COL6 has been implicated in several fibrotic diseases, including hepatic steatosis [10–11], renal fibrosis  and pulmonary fibrosis . Furthermore, COL6α1−/− protects against fibrosis in myocardial infarction  and obesity-induced adipose tissue fibrosis . Endotrophin-mediated effects influencing fibrogenesis are likely associated with the etiology of these fibrotic diseases as well. Therefore, our current efforts are directed toward further identifying the roles of endotrophin in various disease models, including metabolic disorders and fibrotic diseases and other types of cancers.
The authors were supported by NIH grants R01-DK55758, R01-CA112023, P01-DK088761 (PES). JP is supported in part by a fellowship from the Department of Defense (USAMRMC BC085909).
Financial &competing interests disclosure
The authors have no other relevant affiliations or financial involvement with any organization or entity with a financial interest in or financial conflict with the subject matter or materials discussed in the manuscript.

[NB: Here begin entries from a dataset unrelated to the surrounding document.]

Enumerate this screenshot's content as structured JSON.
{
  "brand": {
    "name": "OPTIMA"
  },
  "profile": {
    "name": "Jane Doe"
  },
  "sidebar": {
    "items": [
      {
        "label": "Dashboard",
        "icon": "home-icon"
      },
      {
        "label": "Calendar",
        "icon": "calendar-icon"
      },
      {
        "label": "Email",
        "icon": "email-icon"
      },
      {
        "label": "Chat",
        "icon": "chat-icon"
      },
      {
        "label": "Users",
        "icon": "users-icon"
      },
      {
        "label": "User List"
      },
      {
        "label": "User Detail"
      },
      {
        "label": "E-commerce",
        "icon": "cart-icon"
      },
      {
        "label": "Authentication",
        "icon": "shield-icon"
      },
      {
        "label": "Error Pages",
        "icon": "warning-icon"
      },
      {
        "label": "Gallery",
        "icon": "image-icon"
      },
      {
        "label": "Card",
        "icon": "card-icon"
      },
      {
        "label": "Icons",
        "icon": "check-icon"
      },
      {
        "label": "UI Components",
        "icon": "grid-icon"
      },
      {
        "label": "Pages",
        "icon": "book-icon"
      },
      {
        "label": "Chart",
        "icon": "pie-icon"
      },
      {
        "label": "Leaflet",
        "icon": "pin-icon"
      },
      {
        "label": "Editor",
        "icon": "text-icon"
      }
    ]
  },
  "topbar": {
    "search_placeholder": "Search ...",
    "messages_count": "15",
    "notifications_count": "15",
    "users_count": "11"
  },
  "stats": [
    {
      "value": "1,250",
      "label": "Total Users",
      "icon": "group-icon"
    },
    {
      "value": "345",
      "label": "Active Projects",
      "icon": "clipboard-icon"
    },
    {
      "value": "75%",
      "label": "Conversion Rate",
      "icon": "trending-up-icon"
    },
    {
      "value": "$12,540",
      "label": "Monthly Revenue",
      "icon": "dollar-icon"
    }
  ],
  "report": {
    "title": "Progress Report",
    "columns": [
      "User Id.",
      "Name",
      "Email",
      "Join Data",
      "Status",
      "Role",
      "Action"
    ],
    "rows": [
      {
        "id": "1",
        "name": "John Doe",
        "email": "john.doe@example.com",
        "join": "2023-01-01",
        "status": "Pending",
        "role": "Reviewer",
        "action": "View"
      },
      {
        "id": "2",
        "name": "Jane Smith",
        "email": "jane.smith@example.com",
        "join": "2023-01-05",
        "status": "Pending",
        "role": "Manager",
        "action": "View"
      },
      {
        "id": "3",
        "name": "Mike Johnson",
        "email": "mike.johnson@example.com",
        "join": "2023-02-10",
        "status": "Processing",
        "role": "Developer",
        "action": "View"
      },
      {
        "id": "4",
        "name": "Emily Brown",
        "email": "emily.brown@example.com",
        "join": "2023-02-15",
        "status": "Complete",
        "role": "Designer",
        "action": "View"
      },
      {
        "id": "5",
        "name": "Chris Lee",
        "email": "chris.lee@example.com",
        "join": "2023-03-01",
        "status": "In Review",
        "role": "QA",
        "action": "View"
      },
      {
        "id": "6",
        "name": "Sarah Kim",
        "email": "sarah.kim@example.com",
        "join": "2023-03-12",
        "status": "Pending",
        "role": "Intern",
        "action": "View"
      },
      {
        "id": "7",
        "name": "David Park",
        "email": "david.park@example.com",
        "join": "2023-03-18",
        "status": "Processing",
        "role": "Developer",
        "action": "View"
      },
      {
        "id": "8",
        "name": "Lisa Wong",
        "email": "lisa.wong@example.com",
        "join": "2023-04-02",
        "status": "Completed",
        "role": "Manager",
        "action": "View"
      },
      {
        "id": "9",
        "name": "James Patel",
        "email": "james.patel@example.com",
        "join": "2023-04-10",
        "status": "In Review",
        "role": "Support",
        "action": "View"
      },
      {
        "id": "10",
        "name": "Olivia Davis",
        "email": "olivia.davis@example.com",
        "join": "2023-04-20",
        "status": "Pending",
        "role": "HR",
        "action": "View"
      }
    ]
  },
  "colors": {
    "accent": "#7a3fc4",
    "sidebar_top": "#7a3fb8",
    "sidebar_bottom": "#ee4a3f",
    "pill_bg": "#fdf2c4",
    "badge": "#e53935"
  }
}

No writing assistance was utilized in the production of this manuscript.